by Gina Serpe
Time is on Bono's side.
After a whirlwind year--the Live 8 organization, a Nobel Peace Prize nomination, flirtation with the World Bank, an induction into the Rock and Roll Hall of Fame and album chart domination--the U2 frontman has a new item to tack on the old CV.
He has been named one of Time magazine's "Persons of the Year," alongside fellow do-gooders Bill and Melinda Gates.
"For being shrewd about doing good, for rewiring politics and re-engineering justice, for making mercy smarter and hope strategic and then daring the rest of us to follow, Bill and Melinda Gates and Bono are Time's 'Persons of the Year,' " the magazine said.
The trio was honored during a year of tremendous worldwide charity-giving, said Time, citing the South Asian tsunami and Hurricane Katrina as primary causes for donation. But the Bono-Gates troika went above and beyond the call of duty.
"Natural disasters are terrible things, but there is a different kind of ongoing calamity in poverty and nobody is doing a better job in addressing it than Bill and Melinda Gates and Bono," said Jim Kelly, Time's managing editor.

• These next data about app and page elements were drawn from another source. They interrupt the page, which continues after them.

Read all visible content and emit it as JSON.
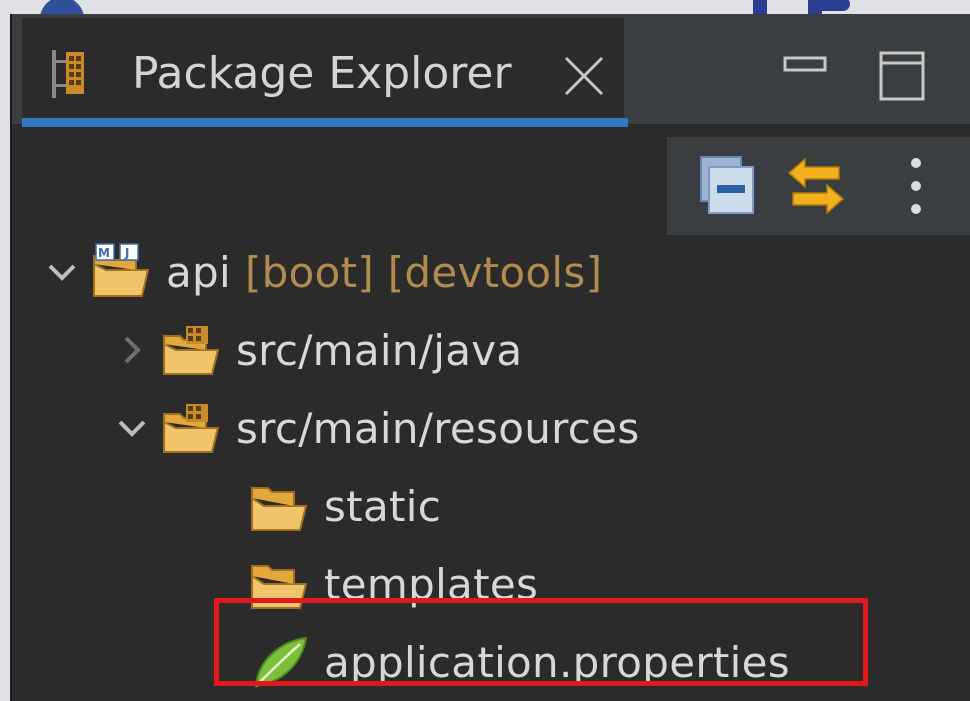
{
  "tab": {
    "title": "Package Explorer"
  },
  "icons": {
    "tab": "package-explorer-icon",
    "close": "close-icon",
    "minimize": "minimize-icon",
    "maximize": "maximize-icon",
    "collapse_all": "collapse-all-icon",
    "link_with_editor": "link-with-editor-icon",
    "view_menu": "view-menu-icon"
  },
  "tree": {
    "project": {
      "name": "api",
      "decorations": "[boot] [devtools]",
      "expanded": true
    },
    "items": [
      {
        "label": "src/main/java",
        "type": "source-folder",
        "expanded": false
      },
      {
        "label": "src/main/resources",
        "type": "source-folder",
        "expanded": true
      },
      {
        "label": "static",
        "type": "folder"
      },
      {
        "label": "templates",
        "type": "folder"
      },
      {
        "label": "application.properties",
        "type": "spring-properties-file",
        "highlighted": true
      }
    ]
  },
  "colors": {
    "tab_accent": "#3576c2",
    "highlight_border": "#e01a1a",
    "decoration_text": "#b08d4e"
  }
}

The humanitarian rocker was singled out for his participation in reducing global poverty and improving overall world health, issues which came to a head during the G8 summit in Scotland this summer. Bono met with several world leaders to address the problems.
"Bono charmed and bullied and morally blackmailed the leaders of the world's richest countries into forgiving $40 billion in debt owed by the poorest," the magazine notes.
"Bono's great gift is to take what has made him famous--charm, clarity of voice, an ability to touch people in their secret heart--combine those traits with a keen grasp of the political game and obsessive attention to detail, and channel it all toward getting everyone, from world leaders to music lovers, to engage with something overwhelming in its complexity."
Bono's efforts have even elicited high praise from both sides of Congress.
"I knew as soon as I met Bono that he was genuine," the staunchly conservative former Sen. Jesse Helms, who worked with Bono on his AIDS awareness campaign, told the magazine.
The How to Dismantle an Atomic Bomb singer shared cover space with the Gates, whom Time praised for building the Bill and Melinda Gates Foundation, the world's largest philanthropic organization. The foundation has a $29 billion endowment and, according to the magazine, has spent 2005 "giving more money away faster than anyone ever has."
The couple's foundation has invested in vaccination programs in Third World countries, donated computers and Internet access to 11,000 libraries and sponsored the biggest scholarship fund in history. All told, the duo's charity work has saved more than 700,000 lives.
"When an Irish rock star starts talking about it, people go, yeah, you're paid to be indulged and have these ideas," Bono told the magazine. "But when Bill Gates says you can fix malaria in 10 years, they know he's done a few spreadsheets."
Bono first met the Gates in 2002, when he approached the billionaire couple to talk about their common benevolent interests. The rocker told Time that the charitable works dwarf Bill Gates' day job as Microsoft mastermind and richest man in the world.
"And the second act for Bill Gates may be the one that history regards more," said Bono.
Copyright Â© 2005 E! Entertainment Television, Inc. All rights reserved.